But just because it's been a long time, we don’t give up the expectation, and part of Advent is about recalling this hope yearly, and asking ourselves, how should we live in the light of it?

Three times in the gospel Mark records Jesus as saying ‘keep alert; keep awake.’
Because ‘about that hour (that is the hour of the return of Christ) no one knows.’
‘Beware, keep alert, for you do not know when the time will come.’
‘Therefore keep awake, for you do not know when the mater of the house will come.’
If you know a burglar is operating in your area, you don’t become complacent about security; you tighten it up.
Because you know you need to be ready, you act in certain ways.
You tighten up the windows; you lock up the shed and double lock the front door at night.
We’ve all seen the films where someone’s trying to penetrate a high security setting, like James Bond or Johnny English, and first you see them approaching the CCTV, wondering how that's going to go, and then there’s a shot of the security guard…
He’s usually a big guy, not terribly bright, and ah, what a surprise, he’s fallen asleep (or been drugged with a sleep potion).
Whoever it is creeps past the camera and gains entry right under their nose.
When that guy wakes up and sees the CCTV footage he’s going to be in for big trouble.
Keep alert!
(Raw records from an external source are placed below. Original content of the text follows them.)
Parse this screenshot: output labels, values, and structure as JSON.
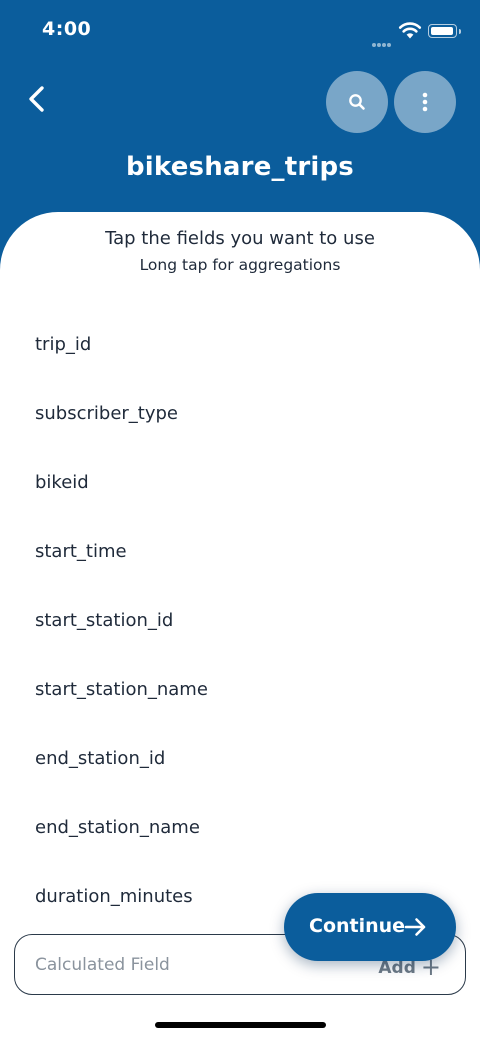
{
  "status_bar": {
    "time": "4:00"
  },
  "header": {
    "title": "bikeshare_trips",
    "back_icon": "chevron-left-icon",
    "search_icon": "search-icon",
    "more_icon": "more-vertical-icon"
  },
  "hints": {
    "main": "Tap the fields you want to use",
    "sub": "Long tap for aggregations"
  },
  "fields": [
    "trip_id",
    "subscriber_type",
    "bikeid",
    "start_time",
    "start_station_id",
    "start_station_name",
    "end_station_id",
    "end_station_name",
    "duration_minutes"
  ],
  "calculated_field": {
    "placeholder": "Calculated Field",
    "value": "",
    "add_label": "Add",
    "add_icon": "plus-icon"
  },
  "continue_button": {
    "label": "Continue",
    "icon": "arrow-right-icon"
  },
  "colors": {
    "primary": "#0b5d9c",
    "text": "#1f2a3a",
    "placeholder": "#8a939d",
    "muted": "#6d7a86"
  }
}
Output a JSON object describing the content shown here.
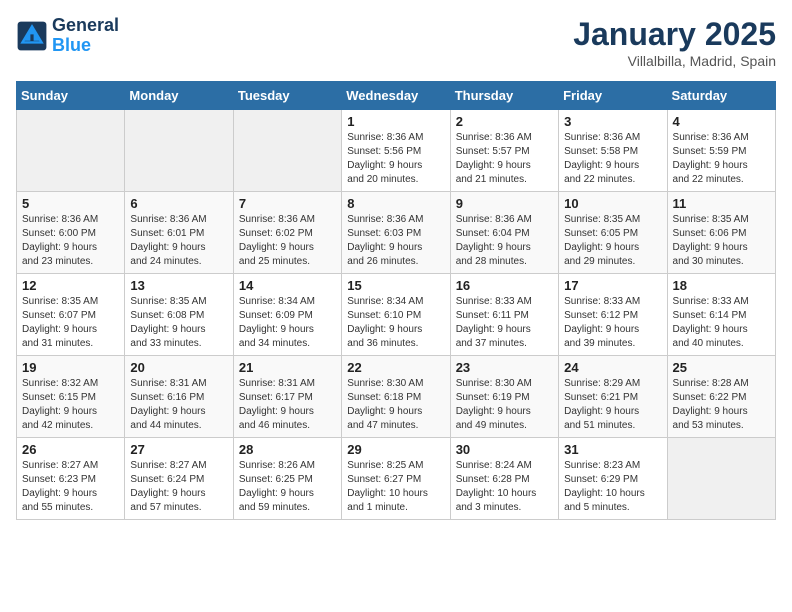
{
  "header": {
    "logo_general": "General",
    "logo_blue": "Blue",
    "month": "January 2025",
    "location": "Villalbilla, Madrid, Spain"
  },
  "days_of_week": [
    "Sunday",
    "Monday",
    "Tuesday",
    "Wednesday",
    "Thursday",
    "Friday",
    "Saturday"
  ],
  "weeks": [
    [
      {
        "day": "",
        "info": ""
      },
      {
        "day": "",
        "info": ""
      },
      {
        "day": "",
        "info": ""
      },
      {
        "day": "1",
        "info": "Sunrise: 8:36 AM\nSunset: 5:56 PM\nDaylight: 9 hours\nand 20 minutes."
      },
      {
        "day": "2",
        "info": "Sunrise: 8:36 AM\nSunset: 5:57 PM\nDaylight: 9 hours\nand 21 minutes."
      },
      {
        "day": "3",
        "info": "Sunrise: 8:36 AM\nSunset: 5:58 PM\nDaylight: 9 hours\nand 22 minutes."
      },
      {
        "day": "4",
        "info": "Sunrise: 8:36 AM\nSunset: 5:59 PM\nDaylight: 9 hours\nand 22 minutes."
      }
    ],
    [
      {
        "day": "5",
        "info": "Sunrise: 8:36 AM\nSunset: 6:00 PM\nDaylight: 9 hours\nand 23 minutes."
      },
      {
        "day": "6",
        "info": "Sunrise: 8:36 AM\nSunset: 6:01 PM\nDaylight: 9 hours\nand 24 minutes."
      },
      {
        "day": "7",
        "info": "Sunrise: 8:36 AM\nSunset: 6:02 PM\nDaylight: 9 hours\nand 25 minutes."
      },
      {
        "day": "8",
        "info": "Sunrise: 8:36 AM\nSunset: 6:03 PM\nDaylight: 9 hours\nand 26 minutes."
      },
      {
        "day": "9",
        "info": "Sunrise: 8:36 AM\nSunset: 6:04 PM\nDaylight: 9 hours\nand 28 minutes."
      },
      {
        "day": "10",
        "info": "Sunrise: 8:35 AM\nSunset: 6:05 PM\nDaylight: 9 hours\nand 29 minutes."
      },
      {
        "day": "11",
        "info": "Sunrise: 8:35 AM\nSunset: 6:06 PM\nDaylight: 9 hours\nand 30 minutes."
      }
    ],
    [
      {
        "day": "12",
        "info": "Sunrise: 8:35 AM\nSunset: 6:07 PM\nDaylight: 9 hours\nand 31 minutes."
      },
      {
        "day": "13",
        "info": "Sunrise: 8:35 AM\nSunset: 6:08 PM\nDaylight: 9 hours\nand 33 minutes."
      },
      {
        "day": "14",
        "info": "Sunrise: 8:34 AM\nSunset: 6:09 PM\nDaylight: 9 hours\nand 34 minutes."
      },
      {
        "day": "15",
        "info": "Sunrise: 8:34 AM\nSunset: 6:10 PM\nDaylight: 9 hours\nand 36 minutes."
      },
      {
        "day": "16",
        "info": "Sunrise: 8:33 AM\nSunset: 6:11 PM\nDaylight: 9 hours\nand 37 minutes."
      },
      {
        "day": "17",
        "info": "Sunrise: 8:33 AM\nSunset: 6:12 PM\nDaylight: 9 hours\nand 39 minutes."
      },
      {
        "day": "18",
        "info": "Sunrise: 8:33 AM\nSunset: 6:14 PM\nDaylight: 9 hours\nand 40 minutes."
      }
    ],
    [
      {
        "day": "19",
        "info": "Sunrise: 8:32 AM\nSunset: 6:15 PM\nDaylight: 9 hours\nand 42 minutes."
      },
      {
        "day": "20",
        "info": "Sunrise: 8:31 AM\nSunset: 6:16 PM\nDaylight: 9 hours\nand 44 minutes."
      },
      {
        "day": "21",
        "info": "Sunrise: 8:31 AM\nSunset: 6:17 PM\nDaylight: 9 hours\nand 46 minutes."
      },
      {
        "day": "22",
        "info": "Sunrise: 8:30 AM\nSunset: 6:18 PM\nDaylight: 9 hours\nand 47 minutes."
      },
      {
        "day": "23",
        "info": "Sunrise: 8:30 AM\nSunset: 6:19 PM\nDaylight: 9 hours\nand 49 minutes."
      },
      {
        "day": "24",
        "info": "Sunrise: 8:29 AM\nSunset: 6:21 PM\nDaylight: 9 hours\nand 51 minutes."
      },
      {
        "day": "25",
        "info": "Sunrise: 8:28 AM\nSunset: 6:22 PM\nDaylight: 9 hours\nand 53 minutes."
      }
    ],
    [
      {
        "day": "26",
        "info": "Sunrise: 8:27 AM\nSunset: 6:23 PM\nDaylight: 9 hours\nand 55 minutes."
      },
      {
        "day": "27",
        "info": "Sunrise: 8:27 AM\nSunset: 6:24 PM\nDaylight: 9 hours\nand 57 minutes."
      },
      {
        "day": "28",
        "info": "Sunrise: 8:26 AM\nSunset: 6:25 PM\nDaylight: 9 hours\nand 59 minutes."
      },
      {
        "day": "29",
        "info": "Sunrise: 8:25 AM\nSunset: 6:27 PM\nDaylight: 10 hours\nand 1 minute."
      },
      {
        "day": "30",
        "info": "Sunrise: 8:24 AM\nSunset: 6:28 PM\nDaylight: 10 hours\nand 3 minutes."
      },
      {
        "day": "31",
        "info": "Sunrise: 8:23 AM\nSunset: 6:29 PM\nDaylight: 10 hours\nand 5 minutes."
      },
      {
        "day": "",
        "info": ""
      }
    ]
  ]
}
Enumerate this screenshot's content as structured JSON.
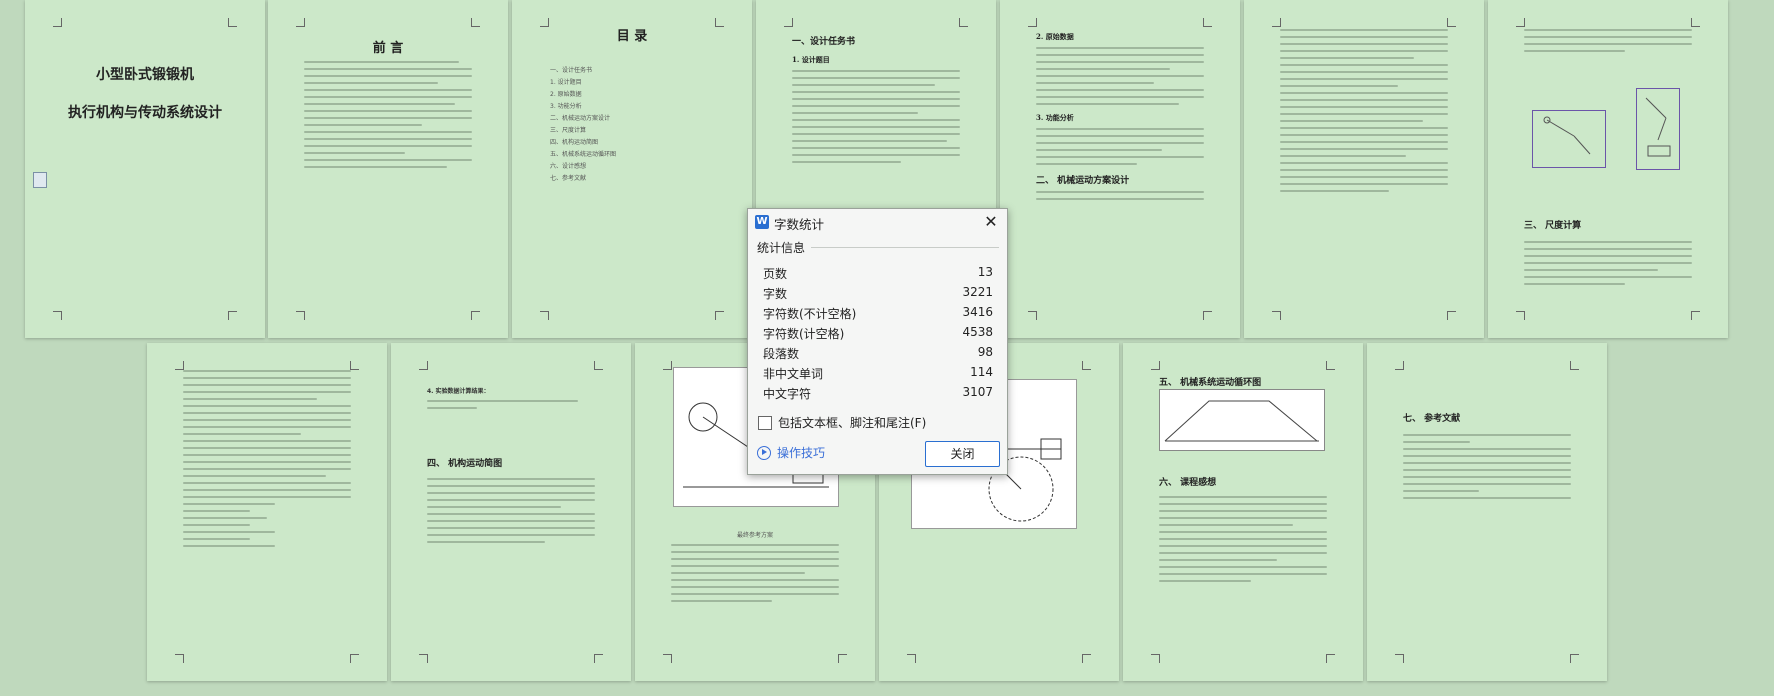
{
  "pages": {
    "p1": {
      "title1": "小型卧式锻锻机",
      "title2": "执行机构与传动系统设计"
    },
    "p2": {
      "heading": "前 言"
    },
    "p3": {
      "heading": "目 录",
      "toc": [
        "一、设计任务书",
        "1. 设计题目",
        "2. 原始数据",
        "3. 功能分析",
        "二、机械运动方案设计",
        "三、尺度计算",
        "四、机构运动简图",
        "五、机械系统运动循环图",
        "六、设计感想",
        "七、参考文献"
      ]
    },
    "p4": {
      "h1": "一、设计任务书",
      "h2": "1. 设计题目"
    },
    "p5": {
      "h1": "2. 原始数据",
      "h2": "3. 功能分析",
      "h3": "二、 机械运动方案设计"
    },
    "p7": {
      "h1": "三、 尺度计算"
    },
    "p9": {
      "h1": "四、 机构运动简图",
      "item": "4. 实验数据计算结果："
    },
    "p10": {
      "caption": "最终参考方案"
    },
    "p12": {
      "h1": "五、 机械系统运动循环图",
      "h2": "六、 课程感想"
    },
    "p13": {
      "h1": "七、 参考文献"
    }
  },
  "dialog": {
    "title": "字数统计",
    "section": "统计信息",
    "stats": [
      {
        "label": "页数",
        "value": "13"
      },
      {
        "label": "字数",
        "value": "3221"
      },
      {
        "label": "字符数(不计空格)",
        "value": "3416"
      },
      {
        "label": "字符数(计空格)",
        "value": "4538"
      },
      {
        "label": "段落数",
        "value": "98"
      },
      {
        "label": "非中文单词",
        "value": "114"
      },
      {
        "label": "中文字符",
        "value": "3107"
      }
    ],
    "checkbox_label": "包括文本框、脚注和尾注(F)",
    "tips_label": "操作技巧",
    "close_label": "关闭"
  }
}
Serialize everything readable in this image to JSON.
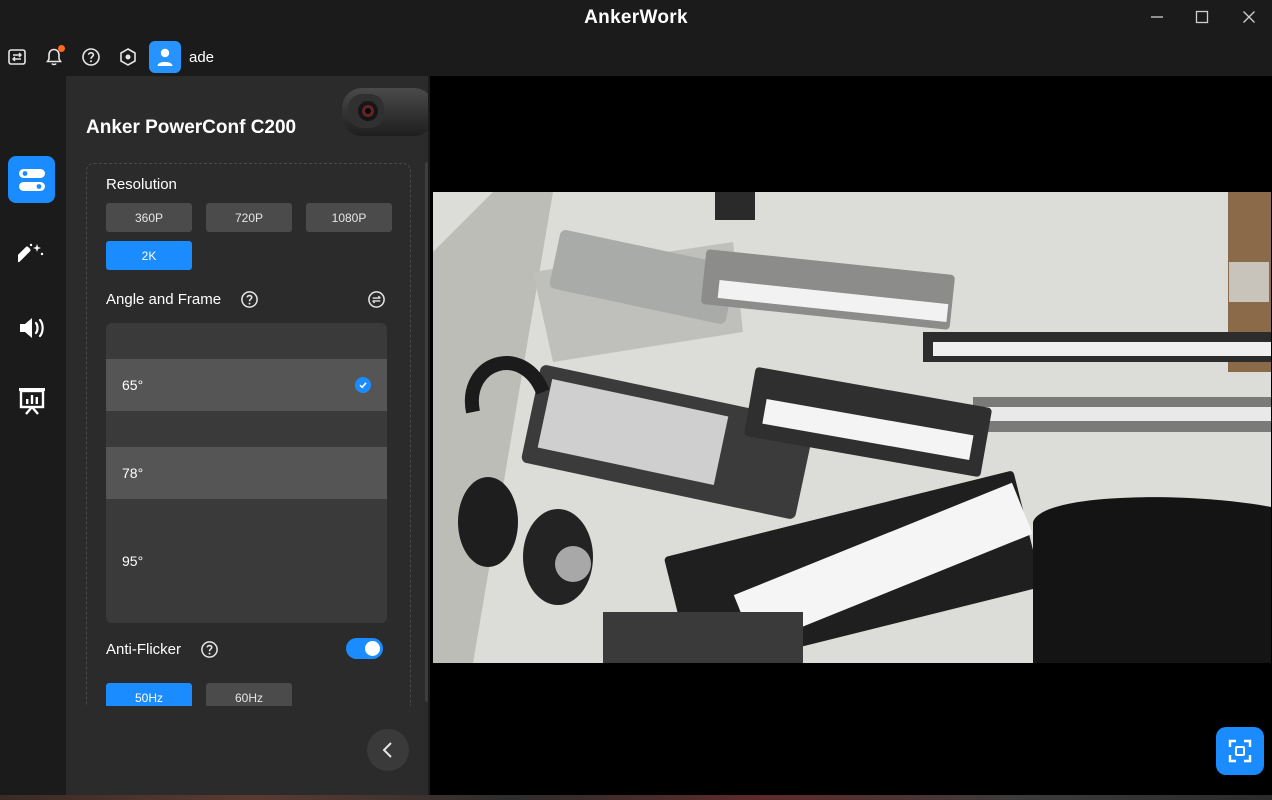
{
  "window": {
    "title": "AnkerWork"
  },
  "toolbar": {
    "username": "ade"
  },
  "device": {
    "name": "Anker PowerConf C200"
  },
  "resolution": {
    "label": "Resolution",
    "options": [
      "360P",
      "720P",
      "1080P",
      "2K"
    ],
    "selected": "2K"
  },
  "angle": {
    "label": "Angle and Frame",
    "options": [
      "65°",
      "78°",
      "95°"
    ],
    "selected": "65°"
  },
  "anti_flicker": {
    "label": "Anti-Flicker",
    "enabled": true,
    "options": [
      "50Hz",
      "60Hz"
    ],
    "selected": "50Hz"
  },
  "colors": {
    "accent": "#1b8cff",
    "panel_bg": "#2b2b2b",
    "app_bg": "#1b1b1b",
    "notification_dot": "#ff6a21"
  },
  "icons": {
    "titlebar": [
      "minimize-icon",
      "maximize-icon",
      "close-icon"
    ],
    "toolbar": [
      "switch-device-icon",
      "bell-icon",
      "help-icon",
      "settings-hex-icon",
      "user-icon"
    ],
    "nav": [
      "camera-settings-icon",
      "magic-wand-icon",
      "speaker-icon",
      "presentation-icon"
    ],
    "panel": [
      "help-icon",
      "reset-icon",
      "check-icon",
      "chevron-left-icon"
    ],
    "preview": [
      "fullscreen-icon"
    ]
  }
}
Keep awake!
It’s the message of Advent.

So, given Christ is returning, how should we live?
How do we keep awake, spiritually?
If someone said to you, what’s it like to be spiritually awake, what would you say?
How would you describe a spiritually awake person?

Here are three suggestions for keeping awake spiritually (you’ll have your own I’m sure).

    Be prayerful.

We had an interesting discussion at PCC about how prayerful we are as a church.
We asked the question, to what extent do prayer needs of our community reach our ear and then reach our worship on Sundays?
Could we pray for each road in our parish, as they do in some churches?
How do we feel about midweek prayer groups, honesty in prayer and praying for ourselves?
When did you last read a book about prayer?
What strategies do you have to be a prayerful person?
Do you know God’s guidance in prayer; have you learnt to discern his voice?
Can you sit for five minutes in silence, in the presence of God, and know his loving gaze upon you?
When did you last offer to pray for one of your neighbours?

Be informed.

It’s a bit like Have I Got News For You.
If we don’t know what’s going on in the world, how can we pray for it?
As a little barometer, here are some current or recent stories: how well up are you on them?
What are the hot topics in the UK at the moment?
*Child sex abuse scandals
*Black Friday

    Finally something that we need Christians to do deeply, wisely and theologically: 


Reflecting on the news is a step deeper than merely consuming the news or even praying about it.
It involves being prophetic.
How does God see our nation? What is really going on spiritually?
So with immigration: what is fact and what is opinion?
How do the newspapers sway our opinions?
How does Jesus view the stranger?
What do the Scriptures say about the stranger, the poor and the weak?
In which of our MPs do we see the fruits of the Spirit? Are they people of good character; are they wise?
Child sex abuse scandals: What kind of country are we where large numbers of children are routinely abused and civic bodies fail to notice or do anything about it?
Where is repentance?
How do we value children in our own community?
Black Friday: why is it that people will crush each other underfoot in supermarket queues to get £20 off a coffee maker? What are our values? What could the Church’s contribution be to this?

 How do we stay awake?

1. Be prayerful. 2. Be informed. 3. Reflect.

During this Advent time, may God give us grace to stay awake and to grow together in these three things.